» **WHAT THE TASK ASKS**: Search the records below for the string "note", and report each line that contains it.

» **EXCERPTED DATA**:
══════════
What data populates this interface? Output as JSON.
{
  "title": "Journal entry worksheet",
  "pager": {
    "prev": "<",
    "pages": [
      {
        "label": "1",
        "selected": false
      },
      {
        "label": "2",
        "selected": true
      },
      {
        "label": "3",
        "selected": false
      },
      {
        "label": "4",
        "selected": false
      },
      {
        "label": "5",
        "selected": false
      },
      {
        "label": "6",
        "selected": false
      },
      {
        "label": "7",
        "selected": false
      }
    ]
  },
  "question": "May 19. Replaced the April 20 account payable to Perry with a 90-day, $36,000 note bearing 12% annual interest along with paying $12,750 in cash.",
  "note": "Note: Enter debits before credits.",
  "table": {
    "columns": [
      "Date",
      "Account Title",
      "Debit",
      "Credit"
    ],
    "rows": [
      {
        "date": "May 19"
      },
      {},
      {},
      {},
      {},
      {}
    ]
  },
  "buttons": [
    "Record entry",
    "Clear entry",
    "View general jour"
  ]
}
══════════
» **TASK OUTPUT**:
  "question": "May 19. Replaced the April 20 account payable to Perry with a 90-day, $36,000 note bearing 12% annual interest along with paying $12,750 in cash.",
  "note": "Note: Enter debits before credits.",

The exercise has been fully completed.